(Requirement):
Search the records for the string "kind", then copy each line where it appears.

(Data shown):

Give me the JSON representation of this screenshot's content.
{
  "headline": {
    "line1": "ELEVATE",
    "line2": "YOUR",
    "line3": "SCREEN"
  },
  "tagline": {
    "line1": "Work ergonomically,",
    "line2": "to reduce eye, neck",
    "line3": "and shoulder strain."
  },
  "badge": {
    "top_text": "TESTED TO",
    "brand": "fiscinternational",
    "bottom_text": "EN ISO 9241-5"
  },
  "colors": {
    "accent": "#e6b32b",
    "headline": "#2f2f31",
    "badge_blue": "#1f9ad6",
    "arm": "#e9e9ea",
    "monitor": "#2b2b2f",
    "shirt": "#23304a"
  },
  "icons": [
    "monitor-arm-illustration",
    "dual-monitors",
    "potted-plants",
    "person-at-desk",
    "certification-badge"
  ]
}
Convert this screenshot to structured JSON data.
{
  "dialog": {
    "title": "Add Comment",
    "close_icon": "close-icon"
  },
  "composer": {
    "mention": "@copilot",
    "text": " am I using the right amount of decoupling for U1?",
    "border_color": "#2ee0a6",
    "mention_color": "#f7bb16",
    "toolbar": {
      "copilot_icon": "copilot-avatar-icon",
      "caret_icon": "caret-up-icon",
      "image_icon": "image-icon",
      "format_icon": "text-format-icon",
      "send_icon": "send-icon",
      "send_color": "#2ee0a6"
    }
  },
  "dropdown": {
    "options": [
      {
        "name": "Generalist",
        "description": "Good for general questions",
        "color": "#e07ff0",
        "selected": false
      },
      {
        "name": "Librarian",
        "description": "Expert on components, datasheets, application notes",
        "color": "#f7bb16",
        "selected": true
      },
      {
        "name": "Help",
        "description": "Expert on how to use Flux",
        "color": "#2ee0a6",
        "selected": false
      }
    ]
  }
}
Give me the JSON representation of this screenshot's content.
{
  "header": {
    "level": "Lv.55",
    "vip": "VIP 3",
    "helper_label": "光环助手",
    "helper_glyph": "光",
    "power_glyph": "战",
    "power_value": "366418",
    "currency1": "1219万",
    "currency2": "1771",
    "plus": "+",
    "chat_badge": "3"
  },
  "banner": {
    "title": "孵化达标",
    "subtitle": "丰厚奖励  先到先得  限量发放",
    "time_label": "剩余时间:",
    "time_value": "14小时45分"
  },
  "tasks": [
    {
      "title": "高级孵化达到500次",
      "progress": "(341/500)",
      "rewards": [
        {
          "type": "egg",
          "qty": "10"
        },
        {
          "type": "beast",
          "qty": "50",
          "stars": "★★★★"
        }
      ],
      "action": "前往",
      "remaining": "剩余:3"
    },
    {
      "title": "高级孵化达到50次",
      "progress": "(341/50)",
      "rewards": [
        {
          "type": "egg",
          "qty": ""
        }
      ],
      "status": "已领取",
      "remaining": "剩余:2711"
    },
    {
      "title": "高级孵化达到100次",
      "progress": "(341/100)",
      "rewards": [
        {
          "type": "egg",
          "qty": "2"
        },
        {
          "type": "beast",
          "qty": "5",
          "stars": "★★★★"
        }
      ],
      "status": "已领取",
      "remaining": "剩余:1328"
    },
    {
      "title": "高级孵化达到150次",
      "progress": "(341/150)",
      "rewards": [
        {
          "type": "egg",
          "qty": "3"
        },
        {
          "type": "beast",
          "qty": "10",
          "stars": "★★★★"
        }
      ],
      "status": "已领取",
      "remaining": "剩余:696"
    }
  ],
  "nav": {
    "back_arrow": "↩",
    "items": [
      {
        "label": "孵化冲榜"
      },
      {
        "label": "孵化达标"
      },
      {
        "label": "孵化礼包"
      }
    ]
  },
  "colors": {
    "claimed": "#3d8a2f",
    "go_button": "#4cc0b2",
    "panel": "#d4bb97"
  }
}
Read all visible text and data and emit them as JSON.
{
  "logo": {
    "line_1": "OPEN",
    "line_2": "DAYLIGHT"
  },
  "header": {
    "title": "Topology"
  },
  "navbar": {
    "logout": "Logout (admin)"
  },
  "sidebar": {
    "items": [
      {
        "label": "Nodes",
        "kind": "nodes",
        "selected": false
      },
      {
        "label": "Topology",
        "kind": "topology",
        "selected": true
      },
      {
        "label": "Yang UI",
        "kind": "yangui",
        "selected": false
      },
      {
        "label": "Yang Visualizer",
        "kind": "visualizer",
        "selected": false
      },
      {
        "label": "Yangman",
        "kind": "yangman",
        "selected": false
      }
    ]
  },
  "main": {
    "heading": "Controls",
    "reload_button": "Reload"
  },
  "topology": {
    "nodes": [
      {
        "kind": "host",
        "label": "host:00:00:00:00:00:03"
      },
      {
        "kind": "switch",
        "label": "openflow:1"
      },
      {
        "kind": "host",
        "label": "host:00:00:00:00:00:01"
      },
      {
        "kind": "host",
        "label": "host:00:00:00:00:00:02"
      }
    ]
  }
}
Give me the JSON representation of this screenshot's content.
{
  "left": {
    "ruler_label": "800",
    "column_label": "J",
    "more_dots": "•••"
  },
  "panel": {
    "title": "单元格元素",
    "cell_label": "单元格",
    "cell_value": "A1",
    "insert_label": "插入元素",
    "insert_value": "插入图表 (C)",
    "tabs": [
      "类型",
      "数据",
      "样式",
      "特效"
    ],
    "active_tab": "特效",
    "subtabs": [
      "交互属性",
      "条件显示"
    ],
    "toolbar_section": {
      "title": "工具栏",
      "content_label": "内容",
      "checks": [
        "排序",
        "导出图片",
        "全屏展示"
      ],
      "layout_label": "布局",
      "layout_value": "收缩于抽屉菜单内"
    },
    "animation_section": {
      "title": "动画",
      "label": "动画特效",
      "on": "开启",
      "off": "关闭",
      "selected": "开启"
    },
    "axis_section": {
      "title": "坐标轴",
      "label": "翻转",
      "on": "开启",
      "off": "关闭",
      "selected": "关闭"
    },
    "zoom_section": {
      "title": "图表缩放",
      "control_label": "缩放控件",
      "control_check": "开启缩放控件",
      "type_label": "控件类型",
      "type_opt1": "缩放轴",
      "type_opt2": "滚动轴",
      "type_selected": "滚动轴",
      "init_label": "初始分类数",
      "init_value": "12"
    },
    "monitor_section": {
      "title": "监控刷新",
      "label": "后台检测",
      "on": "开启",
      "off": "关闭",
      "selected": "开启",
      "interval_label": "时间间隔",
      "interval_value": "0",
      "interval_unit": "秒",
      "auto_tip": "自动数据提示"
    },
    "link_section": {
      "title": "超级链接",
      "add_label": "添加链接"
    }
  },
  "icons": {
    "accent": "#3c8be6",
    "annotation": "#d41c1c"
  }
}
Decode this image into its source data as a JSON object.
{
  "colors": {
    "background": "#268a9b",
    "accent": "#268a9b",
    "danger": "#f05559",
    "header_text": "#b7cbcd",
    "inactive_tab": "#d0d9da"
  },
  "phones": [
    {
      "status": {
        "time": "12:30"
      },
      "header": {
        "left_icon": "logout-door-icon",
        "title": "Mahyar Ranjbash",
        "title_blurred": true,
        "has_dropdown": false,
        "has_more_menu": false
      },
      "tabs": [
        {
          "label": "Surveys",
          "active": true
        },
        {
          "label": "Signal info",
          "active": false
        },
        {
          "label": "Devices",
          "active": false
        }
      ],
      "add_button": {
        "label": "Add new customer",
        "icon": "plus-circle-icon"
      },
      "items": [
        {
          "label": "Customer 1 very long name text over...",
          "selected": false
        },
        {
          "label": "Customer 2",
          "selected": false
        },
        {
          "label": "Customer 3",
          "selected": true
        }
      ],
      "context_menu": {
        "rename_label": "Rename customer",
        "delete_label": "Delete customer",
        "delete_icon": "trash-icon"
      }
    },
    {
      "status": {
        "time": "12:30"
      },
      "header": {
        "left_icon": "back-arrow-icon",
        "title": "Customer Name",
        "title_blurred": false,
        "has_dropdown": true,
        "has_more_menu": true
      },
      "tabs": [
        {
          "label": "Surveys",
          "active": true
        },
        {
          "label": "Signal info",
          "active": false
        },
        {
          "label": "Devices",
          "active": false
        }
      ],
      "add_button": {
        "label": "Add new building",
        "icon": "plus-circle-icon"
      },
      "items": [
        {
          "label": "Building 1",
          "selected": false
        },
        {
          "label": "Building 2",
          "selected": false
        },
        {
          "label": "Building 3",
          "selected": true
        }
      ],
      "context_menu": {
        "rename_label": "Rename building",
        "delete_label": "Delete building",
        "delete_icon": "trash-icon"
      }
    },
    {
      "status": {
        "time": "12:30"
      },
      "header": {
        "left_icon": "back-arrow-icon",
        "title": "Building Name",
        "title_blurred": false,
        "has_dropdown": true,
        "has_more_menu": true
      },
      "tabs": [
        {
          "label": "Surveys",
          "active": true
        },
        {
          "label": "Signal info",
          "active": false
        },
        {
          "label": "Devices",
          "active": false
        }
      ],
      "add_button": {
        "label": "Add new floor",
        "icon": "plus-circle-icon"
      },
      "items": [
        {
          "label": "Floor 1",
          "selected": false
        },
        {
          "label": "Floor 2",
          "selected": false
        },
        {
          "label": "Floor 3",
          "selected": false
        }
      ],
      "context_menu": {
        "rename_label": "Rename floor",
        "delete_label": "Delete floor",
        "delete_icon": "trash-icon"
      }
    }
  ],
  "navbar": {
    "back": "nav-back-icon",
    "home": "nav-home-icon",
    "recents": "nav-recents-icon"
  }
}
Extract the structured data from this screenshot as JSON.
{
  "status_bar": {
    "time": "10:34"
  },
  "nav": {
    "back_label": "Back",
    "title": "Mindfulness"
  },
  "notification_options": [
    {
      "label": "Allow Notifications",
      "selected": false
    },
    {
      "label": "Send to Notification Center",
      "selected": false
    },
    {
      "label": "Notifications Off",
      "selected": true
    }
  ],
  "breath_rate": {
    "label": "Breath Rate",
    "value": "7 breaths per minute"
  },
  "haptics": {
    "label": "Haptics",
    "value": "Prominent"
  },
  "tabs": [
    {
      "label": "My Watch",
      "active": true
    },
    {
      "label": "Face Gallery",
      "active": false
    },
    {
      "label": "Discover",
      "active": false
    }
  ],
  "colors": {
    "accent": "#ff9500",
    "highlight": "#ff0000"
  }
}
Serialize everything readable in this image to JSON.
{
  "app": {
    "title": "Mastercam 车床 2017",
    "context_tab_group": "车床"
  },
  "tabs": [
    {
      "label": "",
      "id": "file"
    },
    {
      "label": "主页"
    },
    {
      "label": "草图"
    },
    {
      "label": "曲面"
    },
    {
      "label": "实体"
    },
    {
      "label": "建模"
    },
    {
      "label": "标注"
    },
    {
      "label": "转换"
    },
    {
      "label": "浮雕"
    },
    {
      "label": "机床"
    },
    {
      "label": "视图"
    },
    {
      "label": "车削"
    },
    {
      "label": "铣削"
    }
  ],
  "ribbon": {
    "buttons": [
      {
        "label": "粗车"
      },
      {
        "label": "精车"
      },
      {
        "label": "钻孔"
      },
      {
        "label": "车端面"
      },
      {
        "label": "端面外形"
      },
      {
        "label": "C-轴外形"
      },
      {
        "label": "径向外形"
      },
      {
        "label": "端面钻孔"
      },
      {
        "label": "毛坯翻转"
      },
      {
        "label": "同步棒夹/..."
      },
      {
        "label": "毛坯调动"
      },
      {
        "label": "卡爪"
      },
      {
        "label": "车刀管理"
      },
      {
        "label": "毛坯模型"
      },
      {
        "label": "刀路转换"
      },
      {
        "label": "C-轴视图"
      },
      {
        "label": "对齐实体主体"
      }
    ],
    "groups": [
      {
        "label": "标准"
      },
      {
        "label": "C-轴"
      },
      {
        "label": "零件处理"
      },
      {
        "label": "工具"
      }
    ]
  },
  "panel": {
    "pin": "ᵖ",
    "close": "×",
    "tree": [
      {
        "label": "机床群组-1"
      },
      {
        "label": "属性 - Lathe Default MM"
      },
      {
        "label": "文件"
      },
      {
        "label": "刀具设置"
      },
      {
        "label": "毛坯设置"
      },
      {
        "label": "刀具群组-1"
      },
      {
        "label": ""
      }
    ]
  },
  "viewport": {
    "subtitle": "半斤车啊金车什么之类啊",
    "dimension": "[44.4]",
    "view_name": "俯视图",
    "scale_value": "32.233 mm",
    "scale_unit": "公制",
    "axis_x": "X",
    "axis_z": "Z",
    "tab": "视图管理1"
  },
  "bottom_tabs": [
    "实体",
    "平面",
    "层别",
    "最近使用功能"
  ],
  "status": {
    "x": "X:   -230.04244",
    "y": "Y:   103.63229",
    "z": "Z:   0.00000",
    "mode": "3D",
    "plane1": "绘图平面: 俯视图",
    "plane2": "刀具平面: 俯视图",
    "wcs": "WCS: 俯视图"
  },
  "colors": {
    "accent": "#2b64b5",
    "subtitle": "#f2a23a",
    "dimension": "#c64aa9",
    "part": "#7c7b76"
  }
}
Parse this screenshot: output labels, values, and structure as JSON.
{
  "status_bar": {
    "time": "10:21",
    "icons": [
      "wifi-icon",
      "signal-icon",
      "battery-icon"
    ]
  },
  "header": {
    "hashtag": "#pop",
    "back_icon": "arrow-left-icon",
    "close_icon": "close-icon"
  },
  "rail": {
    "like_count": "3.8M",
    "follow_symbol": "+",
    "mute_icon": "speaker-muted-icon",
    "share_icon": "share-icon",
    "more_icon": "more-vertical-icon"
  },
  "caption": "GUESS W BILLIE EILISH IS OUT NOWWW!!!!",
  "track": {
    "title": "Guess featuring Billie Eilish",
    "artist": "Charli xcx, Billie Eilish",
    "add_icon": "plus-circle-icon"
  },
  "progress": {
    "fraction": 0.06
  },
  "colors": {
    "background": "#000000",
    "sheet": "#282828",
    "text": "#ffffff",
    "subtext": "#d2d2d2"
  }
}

(Exercise solution):
        "kind": "nodes",
        "kind": "topology",
        "kind": "yangui",
        "kind": "visualizer",
        "kind": "yangman",
        "kind": "host",
        "kind": "switch",
        "kind": "host",
        "kind": "host",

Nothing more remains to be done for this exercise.